How Equitots Works
Equitots is a carefully designed, holistic Equine Assisted Learning program, which benefits children physically and improves cognitive and sensory, emotional, social and psychological development.
The Benefits of Equine Assisted Learning
Equitots is a Holistic Approach
In Philosophy - "Holistic" is characterized by the belief that the parts of something are intimately interconnected and explicable only by reference to the whole.
In Medicine - "Holistic" is characterized by the treatment of the whole person, taking into account mental and social factors, rather than just the symptoms.
All of the above is true for Equitots. It is our way, how we view humans, horses and ponies, and all animals that may run around our places, including the environment.
Balance and Posture
Because horseback riding requires balance and good posture for all riders, students lacking good balance and posture will be working on their balance issues the very moment they mount.
The motion of the horse is very similar to the motion created in the human pelvis. The exercise of riding grounds the rider in his or her hips, this connection between horse and rider is a fundamental element in building balance in riders with and without special needs.
Instructors often employ various exercises and riding skills that work on balance and posture in multiple ways. Because Equitots is fundamentally flexible to the student’s needs, balance exercises are quite varied. Exercises can range from simply sitting atop the horse, to walking, to trotting or actually moving on to independant riding.
Instructors working on balance and posture with a student may also use exercises such as grabbing rings while riding, riding with arms stretched out, riding with the eyes closed, riding backwards etc. The combination of supporting as well as challenging the rider enables the rider to improve their physical capabilities both on and off their mount.

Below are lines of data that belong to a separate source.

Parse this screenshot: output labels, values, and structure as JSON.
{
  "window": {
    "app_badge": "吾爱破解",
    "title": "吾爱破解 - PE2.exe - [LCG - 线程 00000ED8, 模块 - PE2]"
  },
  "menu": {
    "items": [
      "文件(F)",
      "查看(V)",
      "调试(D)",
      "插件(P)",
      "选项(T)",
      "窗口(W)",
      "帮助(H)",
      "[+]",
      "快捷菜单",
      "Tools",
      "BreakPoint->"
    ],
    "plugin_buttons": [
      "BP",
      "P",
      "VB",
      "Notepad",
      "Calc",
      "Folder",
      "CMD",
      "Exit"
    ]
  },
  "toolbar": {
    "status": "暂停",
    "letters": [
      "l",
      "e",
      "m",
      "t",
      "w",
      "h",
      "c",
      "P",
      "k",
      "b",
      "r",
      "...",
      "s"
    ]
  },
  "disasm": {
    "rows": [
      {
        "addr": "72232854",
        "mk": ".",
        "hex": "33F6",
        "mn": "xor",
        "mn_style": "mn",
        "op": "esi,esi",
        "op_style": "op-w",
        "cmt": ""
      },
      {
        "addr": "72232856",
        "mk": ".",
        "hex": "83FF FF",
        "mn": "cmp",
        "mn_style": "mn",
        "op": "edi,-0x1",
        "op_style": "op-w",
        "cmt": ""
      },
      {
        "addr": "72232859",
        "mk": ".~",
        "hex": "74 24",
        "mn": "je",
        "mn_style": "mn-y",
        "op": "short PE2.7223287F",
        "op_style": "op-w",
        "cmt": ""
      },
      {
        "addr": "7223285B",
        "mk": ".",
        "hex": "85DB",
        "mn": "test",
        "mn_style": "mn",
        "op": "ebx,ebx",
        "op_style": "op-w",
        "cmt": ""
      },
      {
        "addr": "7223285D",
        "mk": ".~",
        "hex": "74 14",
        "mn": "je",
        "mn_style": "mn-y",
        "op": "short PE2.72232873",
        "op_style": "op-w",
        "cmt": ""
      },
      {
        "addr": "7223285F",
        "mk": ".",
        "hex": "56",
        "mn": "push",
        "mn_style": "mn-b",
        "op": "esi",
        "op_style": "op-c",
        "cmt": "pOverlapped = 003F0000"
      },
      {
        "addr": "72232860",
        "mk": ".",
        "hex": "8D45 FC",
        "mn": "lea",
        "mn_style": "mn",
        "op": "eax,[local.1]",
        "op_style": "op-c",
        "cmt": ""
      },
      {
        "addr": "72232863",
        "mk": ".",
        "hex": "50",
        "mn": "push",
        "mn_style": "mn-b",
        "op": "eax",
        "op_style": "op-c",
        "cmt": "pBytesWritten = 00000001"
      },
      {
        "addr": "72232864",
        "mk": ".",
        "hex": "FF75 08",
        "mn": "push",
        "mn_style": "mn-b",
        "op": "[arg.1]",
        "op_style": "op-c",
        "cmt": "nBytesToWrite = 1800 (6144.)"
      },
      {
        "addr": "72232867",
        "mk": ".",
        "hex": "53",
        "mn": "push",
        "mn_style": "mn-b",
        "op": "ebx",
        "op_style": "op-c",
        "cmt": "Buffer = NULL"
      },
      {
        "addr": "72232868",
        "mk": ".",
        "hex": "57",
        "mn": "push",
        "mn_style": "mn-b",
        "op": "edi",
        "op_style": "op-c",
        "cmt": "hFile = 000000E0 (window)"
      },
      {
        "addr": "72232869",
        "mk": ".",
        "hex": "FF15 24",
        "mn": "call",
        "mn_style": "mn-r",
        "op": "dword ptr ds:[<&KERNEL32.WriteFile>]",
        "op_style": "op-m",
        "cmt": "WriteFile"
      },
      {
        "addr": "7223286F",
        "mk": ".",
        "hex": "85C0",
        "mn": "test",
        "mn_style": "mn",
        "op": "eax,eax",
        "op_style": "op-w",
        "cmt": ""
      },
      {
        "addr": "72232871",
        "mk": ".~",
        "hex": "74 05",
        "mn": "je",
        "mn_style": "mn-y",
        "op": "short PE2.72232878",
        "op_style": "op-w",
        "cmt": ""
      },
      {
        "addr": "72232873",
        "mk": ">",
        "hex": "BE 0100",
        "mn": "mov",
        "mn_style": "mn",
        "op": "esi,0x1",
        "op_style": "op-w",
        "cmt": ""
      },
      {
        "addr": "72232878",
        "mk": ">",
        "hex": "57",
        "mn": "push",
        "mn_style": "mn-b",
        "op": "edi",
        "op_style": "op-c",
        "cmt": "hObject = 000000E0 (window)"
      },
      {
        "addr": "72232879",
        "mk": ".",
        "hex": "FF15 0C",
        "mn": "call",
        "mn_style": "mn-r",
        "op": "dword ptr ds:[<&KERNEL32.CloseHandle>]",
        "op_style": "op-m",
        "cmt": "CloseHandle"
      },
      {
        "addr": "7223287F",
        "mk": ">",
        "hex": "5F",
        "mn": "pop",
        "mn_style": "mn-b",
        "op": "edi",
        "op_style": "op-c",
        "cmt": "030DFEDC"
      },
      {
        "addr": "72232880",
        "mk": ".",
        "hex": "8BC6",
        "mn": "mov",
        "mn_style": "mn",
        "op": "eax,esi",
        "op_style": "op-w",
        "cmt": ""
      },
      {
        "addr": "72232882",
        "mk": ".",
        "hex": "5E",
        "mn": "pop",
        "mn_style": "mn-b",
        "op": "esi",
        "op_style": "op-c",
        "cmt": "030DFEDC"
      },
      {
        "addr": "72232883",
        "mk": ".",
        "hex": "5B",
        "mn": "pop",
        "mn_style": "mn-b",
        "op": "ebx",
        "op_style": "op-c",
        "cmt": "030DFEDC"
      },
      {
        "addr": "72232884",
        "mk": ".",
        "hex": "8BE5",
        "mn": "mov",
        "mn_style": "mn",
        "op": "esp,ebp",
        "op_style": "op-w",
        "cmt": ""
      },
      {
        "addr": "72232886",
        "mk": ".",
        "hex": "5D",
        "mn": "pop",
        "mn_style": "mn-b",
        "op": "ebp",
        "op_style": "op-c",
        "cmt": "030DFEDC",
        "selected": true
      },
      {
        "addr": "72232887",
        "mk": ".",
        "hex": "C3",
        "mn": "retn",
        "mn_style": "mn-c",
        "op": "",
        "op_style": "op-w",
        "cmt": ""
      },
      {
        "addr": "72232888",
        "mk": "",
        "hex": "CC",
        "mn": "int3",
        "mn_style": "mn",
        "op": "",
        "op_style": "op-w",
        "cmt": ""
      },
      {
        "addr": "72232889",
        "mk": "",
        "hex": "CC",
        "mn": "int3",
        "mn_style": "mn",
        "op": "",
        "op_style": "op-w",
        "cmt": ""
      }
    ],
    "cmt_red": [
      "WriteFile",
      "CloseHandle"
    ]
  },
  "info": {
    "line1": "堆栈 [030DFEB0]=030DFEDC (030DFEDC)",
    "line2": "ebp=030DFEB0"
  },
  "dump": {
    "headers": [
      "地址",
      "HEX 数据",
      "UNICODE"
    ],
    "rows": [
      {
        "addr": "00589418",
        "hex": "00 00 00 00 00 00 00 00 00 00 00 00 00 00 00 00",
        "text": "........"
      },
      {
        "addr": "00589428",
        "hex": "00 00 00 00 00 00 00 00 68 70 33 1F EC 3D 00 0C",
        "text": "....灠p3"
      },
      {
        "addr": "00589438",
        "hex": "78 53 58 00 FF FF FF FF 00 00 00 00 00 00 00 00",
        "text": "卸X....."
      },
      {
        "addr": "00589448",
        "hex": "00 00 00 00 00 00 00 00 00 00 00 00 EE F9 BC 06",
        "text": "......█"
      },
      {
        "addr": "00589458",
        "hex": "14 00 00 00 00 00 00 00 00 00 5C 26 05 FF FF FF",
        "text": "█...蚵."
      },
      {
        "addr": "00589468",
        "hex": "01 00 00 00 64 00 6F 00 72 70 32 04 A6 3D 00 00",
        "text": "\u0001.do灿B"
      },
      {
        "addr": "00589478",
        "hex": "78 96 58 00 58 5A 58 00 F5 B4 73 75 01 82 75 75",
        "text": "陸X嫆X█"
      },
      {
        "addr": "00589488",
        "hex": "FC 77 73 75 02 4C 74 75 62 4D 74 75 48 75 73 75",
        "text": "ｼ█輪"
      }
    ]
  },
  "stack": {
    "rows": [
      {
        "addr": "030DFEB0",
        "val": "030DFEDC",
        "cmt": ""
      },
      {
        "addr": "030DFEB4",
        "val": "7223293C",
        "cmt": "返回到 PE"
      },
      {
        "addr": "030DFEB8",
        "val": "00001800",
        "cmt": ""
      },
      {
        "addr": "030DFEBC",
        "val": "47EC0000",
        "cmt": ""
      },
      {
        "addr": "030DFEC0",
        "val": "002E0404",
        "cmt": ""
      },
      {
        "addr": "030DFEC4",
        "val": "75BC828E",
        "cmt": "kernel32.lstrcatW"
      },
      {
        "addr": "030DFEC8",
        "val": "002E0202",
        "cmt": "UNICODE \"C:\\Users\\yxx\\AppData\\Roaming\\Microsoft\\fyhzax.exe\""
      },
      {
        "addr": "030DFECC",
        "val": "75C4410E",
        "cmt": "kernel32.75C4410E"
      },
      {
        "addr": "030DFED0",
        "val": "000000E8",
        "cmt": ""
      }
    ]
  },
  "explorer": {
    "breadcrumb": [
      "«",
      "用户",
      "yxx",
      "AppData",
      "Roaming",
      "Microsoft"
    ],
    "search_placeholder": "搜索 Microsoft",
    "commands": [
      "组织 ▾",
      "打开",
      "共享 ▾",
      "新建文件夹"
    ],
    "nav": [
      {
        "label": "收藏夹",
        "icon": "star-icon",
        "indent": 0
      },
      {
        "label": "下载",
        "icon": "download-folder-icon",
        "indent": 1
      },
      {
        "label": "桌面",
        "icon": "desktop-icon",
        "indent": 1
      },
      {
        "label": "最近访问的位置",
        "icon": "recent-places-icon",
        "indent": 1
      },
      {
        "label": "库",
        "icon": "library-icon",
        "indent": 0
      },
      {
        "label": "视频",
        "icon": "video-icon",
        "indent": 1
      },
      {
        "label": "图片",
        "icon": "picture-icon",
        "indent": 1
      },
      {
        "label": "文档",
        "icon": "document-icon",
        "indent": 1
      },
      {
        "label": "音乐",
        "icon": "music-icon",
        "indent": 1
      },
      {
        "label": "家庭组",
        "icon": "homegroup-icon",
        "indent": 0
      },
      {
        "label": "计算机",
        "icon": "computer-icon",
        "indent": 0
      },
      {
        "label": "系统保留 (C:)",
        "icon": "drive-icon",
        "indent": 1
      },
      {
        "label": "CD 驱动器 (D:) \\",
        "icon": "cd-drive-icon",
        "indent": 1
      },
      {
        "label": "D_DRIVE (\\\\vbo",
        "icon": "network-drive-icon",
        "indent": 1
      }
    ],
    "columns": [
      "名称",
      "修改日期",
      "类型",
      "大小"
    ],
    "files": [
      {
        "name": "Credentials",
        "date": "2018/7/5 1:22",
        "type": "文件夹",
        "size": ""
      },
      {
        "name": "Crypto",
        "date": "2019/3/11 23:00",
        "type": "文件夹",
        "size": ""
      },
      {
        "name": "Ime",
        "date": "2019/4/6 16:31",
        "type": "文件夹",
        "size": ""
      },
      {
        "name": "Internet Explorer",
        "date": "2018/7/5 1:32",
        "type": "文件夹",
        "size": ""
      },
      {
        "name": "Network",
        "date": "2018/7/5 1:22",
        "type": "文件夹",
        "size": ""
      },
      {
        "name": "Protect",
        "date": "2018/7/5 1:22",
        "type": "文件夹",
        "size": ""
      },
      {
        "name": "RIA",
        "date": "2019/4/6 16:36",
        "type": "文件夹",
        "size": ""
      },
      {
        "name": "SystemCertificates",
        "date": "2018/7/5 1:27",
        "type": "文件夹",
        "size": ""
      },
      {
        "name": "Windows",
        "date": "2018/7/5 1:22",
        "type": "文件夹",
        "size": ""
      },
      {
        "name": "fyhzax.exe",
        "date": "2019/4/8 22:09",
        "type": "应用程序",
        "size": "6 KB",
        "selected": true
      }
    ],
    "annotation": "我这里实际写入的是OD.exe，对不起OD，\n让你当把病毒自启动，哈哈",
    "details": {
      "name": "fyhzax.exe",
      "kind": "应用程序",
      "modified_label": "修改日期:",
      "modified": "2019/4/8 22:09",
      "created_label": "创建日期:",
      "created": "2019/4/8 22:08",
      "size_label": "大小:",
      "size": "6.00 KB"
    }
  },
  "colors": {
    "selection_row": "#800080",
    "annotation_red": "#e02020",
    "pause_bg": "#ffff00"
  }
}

Muscles and Joints
The movement of the horse also requires good muscle tone and flexibility.
The most obvious muscle regions that benefit from such exercise are the back, buttocks and legs, as well as the ankles, knees and hips.
Riding also affects smaller muscles and joints throughout the body, as riding is an activity that requires the participation of the entire body.
The different gaits of the horse can be utilized to make the student aware of different muscle groups. Riders with low tone muscle and loose flexibility will work on strengthening and tightening the muscles primarily in the back, neck, buttocks and leg regions. Riders with very high muscle tone work on relaxing the muscle and moving with the gait of the horse.
As the rider learns different riding skills, muscle tone and flexibility are increasingly improved.
The flexibility of equine assisted therapy enables riders with very different needs to benefit from the same motion while learning the same skills.
Cognitive and Sensory
People with various cognitive and sensory disabilities can be treated with riding.
Some such disorders include: mental retardation, autism, brain damage, Down syndrome, developmental disorders, ADD/ADHD, dyslexia, learning disabilities etc.
Riding requires attention, reasoning skills and memory. Because therapy and riding both build knowledge as time progresses, simple tasks grow into complex skills that provide the rider with intellectual stimulation.
Riding incorporates a lot of information into a fairly small amount of time. In a session (which varies depending on the student and the program) an individual is asked to both interpret sensory information they are receiving from the horse, instructor, environment etc., and use this information in a manner that is appropriate for learning riding skills.
The motion, feel, smell, sound and sight of a horse is a lot to take in; however, lessons can be simplified to focus only on this sensory information, giving the student time to process this information.
Higher functioning riders can use riding skills and tasks given by instructors to help integrate this sensory information in a way that makes sense to the individual student.
Riding is both relaxing and demanding for students of all cognitive abilities depending on the focus of the lesson.
Emotional, Social, and Psychological
Individuals with emotional, social and psychological needs all benefit in similar ways.
Riding helps the student interact with others, form meaningful relationships with horse and people.
Building a relationship with an animal is very rewarding in many aspects; for a person with an emotional, social or psychological disability the trust and loyalty an animal shows for people shows the student how important these attributes are in personal relationships.
Horses also help people feel in control of their situation because there is a direct correlation between action and reaction. To learn how to care for and ride a horse a student must also be able to communicate efficiently with the horse and the instructor. In this way, riding is a very social activity, but not something that is daunting to people who are uncomfortable in social situations.
These aspects of the riding experience are very similar to most of animal assisted therapy. However, the experience of riding a horse is very different.
Riding helps to empower people and connect on a personal level. The sometimes unpredictable nature of animals and situations also creates a real-life environment in which students will be able to confront fears and make adjustments to situations beyond their control.